Prepare one or two simple questions related to the topic of the reading.
Ask the class to make two rows facing each other.
Then, encourage your learners to ask each other questions about the topic, but warn them that they only have 60 seconds to do so.
Once the 60 seconds are up, one of the rows rotates so each learner has a new partner.
Repeat the process several times.
Pre-Reading Task #10: Videos
There is so much good free content available these days. First, find a short video relating to the topic of the reading.
I would suggest something around three minutes long.
After watching the video yourself, prepare some simple discussion questions.
Play the video and then ask the students to talk with a partner about what they watched.
Pre-Reading Task #11: Brainstorming
The teacher gives the title of the reading to the learners and students have to share all their knowledge about the topic.
The goal of this activity is to help learners create expectations about what they are about to read and then see if their expectations were met.
If you have to teach about the influence of social media on teenagers, students can take turns and talk about the topic,
When they read the passage, they confirm their expectations.
Pre-Reading Task #12:True or False
Let’s take the example of the influence of social media on teenagers again.
You can come to the classroom and read a few statements and ask them if they think those statements are true or false.
Don’t reveal the answers.
Let them confirm if they were right or wrong when they are reading the text.
Pre-Reading Task #13: Introducing Vocabulary
In the context of an ESL Classroom, it will always be important to introduce key vocabulary so students don’t get discouraged by unknown words while they read.
Introducing vocabulary doesn’t have to be a boring task.
You can easily create a wordle with key vocabulary and see if students can tell you something about those words.
Another tool that can help you provide and study vocabulary is Wordwall.
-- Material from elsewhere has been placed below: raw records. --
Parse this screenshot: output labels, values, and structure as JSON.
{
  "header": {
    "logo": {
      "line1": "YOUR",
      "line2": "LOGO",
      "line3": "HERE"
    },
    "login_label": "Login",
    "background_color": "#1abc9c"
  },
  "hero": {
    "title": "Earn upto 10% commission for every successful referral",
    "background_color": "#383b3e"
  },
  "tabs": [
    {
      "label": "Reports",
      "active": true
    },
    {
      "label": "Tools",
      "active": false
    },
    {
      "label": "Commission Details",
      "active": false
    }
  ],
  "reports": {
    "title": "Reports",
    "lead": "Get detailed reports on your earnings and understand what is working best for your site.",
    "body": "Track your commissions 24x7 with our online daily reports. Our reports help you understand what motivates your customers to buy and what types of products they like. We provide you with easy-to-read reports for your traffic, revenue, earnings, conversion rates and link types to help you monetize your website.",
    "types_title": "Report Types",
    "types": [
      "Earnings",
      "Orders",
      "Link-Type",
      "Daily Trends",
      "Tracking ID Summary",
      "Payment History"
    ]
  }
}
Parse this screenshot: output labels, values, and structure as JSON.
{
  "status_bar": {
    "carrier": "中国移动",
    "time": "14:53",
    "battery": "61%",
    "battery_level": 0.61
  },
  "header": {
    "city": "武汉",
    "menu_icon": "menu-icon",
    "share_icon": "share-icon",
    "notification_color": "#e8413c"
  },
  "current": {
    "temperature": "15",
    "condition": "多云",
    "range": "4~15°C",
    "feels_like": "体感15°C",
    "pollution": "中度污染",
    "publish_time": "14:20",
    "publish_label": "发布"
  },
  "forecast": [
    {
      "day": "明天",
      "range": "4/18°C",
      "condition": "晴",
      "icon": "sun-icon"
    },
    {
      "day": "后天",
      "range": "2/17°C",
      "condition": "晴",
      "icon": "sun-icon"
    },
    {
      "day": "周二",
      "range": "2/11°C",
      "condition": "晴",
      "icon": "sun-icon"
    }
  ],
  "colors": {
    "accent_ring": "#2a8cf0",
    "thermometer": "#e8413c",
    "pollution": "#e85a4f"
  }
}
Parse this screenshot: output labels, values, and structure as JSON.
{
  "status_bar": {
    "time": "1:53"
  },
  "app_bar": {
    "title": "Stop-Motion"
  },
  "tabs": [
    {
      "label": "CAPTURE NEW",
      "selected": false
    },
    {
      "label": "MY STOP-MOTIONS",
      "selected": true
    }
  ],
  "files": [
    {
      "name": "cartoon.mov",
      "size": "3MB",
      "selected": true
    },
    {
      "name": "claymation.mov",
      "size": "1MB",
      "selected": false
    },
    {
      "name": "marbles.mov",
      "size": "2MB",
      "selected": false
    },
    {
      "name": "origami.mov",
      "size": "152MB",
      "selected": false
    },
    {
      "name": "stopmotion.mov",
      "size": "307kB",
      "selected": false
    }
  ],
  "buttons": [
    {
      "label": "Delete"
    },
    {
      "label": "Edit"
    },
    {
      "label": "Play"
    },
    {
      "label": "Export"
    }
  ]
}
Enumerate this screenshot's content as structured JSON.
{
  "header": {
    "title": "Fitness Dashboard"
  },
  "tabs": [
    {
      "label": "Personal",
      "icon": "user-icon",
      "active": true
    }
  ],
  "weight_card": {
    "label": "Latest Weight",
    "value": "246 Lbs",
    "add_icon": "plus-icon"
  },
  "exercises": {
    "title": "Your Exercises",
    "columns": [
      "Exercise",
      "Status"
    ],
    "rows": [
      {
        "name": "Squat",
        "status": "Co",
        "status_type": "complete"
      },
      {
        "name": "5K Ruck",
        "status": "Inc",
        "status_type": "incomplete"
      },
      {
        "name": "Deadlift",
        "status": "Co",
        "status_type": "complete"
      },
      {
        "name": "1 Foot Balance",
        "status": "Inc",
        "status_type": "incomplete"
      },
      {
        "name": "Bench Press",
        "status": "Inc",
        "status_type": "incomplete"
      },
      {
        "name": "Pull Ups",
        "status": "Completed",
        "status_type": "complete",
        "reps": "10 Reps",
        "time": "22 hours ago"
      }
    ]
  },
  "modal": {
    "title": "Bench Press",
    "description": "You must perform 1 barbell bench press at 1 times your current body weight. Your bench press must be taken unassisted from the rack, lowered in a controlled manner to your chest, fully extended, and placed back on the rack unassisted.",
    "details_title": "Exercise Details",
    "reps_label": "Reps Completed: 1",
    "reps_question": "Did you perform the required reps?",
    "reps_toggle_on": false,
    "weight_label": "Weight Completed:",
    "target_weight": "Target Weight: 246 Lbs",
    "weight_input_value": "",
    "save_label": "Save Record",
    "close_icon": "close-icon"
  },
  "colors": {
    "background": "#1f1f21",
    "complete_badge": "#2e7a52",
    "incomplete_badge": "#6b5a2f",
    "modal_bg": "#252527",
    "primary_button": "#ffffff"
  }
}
Pre-Reading Task #14: KWL Charts
Have you ever used KWL Charts in the classrooms?
KWL Charts are simple.
Just have students write everything they know about the topic (K column) and everything they want to know (W column) and what they learned after the reading (L Column)
Pre-Reading Task #15: Debate
Prepare some controversial quotes related to the topic they are about to read.
Show the quotes to the learners and ask students to comment on them.
Ask how students feel about them.
Ask the class to comment on opposite views held by other learners.
Pre-Reading Task #16: Pronunciation Tasks
Another way to introduce vocabulary is to give students some words transcribed phonetically.
You can take the phonetic transcriptions from the Cambridge Online Dictionary.
You can use several online tools to show the phonetic transcriptions to your learners.
I use Wordwall (Random cards), alternatively, you can use Quizlet.
Students make groups of 3 and analyze what those words are and how they are related to the topic.
More Teaching English Articles
Remember that the pre-reading stage is the first of three stages, you should learn what types of while-reading activities you can do in the classroom and also the most common types of after-reading strategies.
When you manage all of them, your reading lessons will succeed
These are some posts that you might be interested in:
- Presentation, Practice, and Production
- Teacher-centered Methodology
- Student- centered Methodology
- Stages for Teaching Listening
- 19 Types of Pre-Listening Activities
- 10 Types of Post-Listening Activities
- 12 Examples of While-Listening Activities
If you have questions about pre-reading tasks, you can message me via Facebook or Twitter